Copy out each line below containing "accent".

** INFORMATION PROVIDED follows **

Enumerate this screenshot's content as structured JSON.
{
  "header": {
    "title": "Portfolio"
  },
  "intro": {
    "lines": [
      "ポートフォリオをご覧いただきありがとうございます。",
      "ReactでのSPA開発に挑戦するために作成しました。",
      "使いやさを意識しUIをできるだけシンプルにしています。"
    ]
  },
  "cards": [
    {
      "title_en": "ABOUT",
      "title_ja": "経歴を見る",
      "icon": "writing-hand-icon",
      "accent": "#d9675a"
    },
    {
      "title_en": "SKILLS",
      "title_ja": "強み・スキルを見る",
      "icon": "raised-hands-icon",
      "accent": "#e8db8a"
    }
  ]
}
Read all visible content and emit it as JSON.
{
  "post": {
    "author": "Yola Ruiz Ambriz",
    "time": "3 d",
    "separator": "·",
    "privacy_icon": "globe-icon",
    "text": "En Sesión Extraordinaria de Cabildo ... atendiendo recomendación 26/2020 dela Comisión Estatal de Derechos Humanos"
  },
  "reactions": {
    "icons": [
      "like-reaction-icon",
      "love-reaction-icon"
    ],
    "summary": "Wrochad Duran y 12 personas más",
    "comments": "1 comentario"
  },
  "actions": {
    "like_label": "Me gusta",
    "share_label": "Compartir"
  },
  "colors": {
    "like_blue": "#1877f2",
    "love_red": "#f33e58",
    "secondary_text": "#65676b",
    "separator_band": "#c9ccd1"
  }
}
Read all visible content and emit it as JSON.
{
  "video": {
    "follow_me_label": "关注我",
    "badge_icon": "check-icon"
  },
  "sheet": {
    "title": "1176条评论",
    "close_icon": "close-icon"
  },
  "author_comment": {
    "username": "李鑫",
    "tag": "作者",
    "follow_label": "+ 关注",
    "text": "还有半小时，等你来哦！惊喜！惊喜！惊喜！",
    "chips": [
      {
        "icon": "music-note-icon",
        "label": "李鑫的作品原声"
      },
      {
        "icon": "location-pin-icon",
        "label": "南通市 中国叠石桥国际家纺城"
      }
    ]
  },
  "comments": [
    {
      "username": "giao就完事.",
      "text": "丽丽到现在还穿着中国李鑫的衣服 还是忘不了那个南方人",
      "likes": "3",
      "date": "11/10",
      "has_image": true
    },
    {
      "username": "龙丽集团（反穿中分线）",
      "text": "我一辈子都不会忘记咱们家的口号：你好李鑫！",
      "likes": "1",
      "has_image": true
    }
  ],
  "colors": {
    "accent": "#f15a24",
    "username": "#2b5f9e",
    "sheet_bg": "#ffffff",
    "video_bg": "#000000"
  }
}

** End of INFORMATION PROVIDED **

# PROBLEM SOLUTION
      "accent": "#d9675a"
      "accent": "#e8db8a"
    "accent": "#f15a24",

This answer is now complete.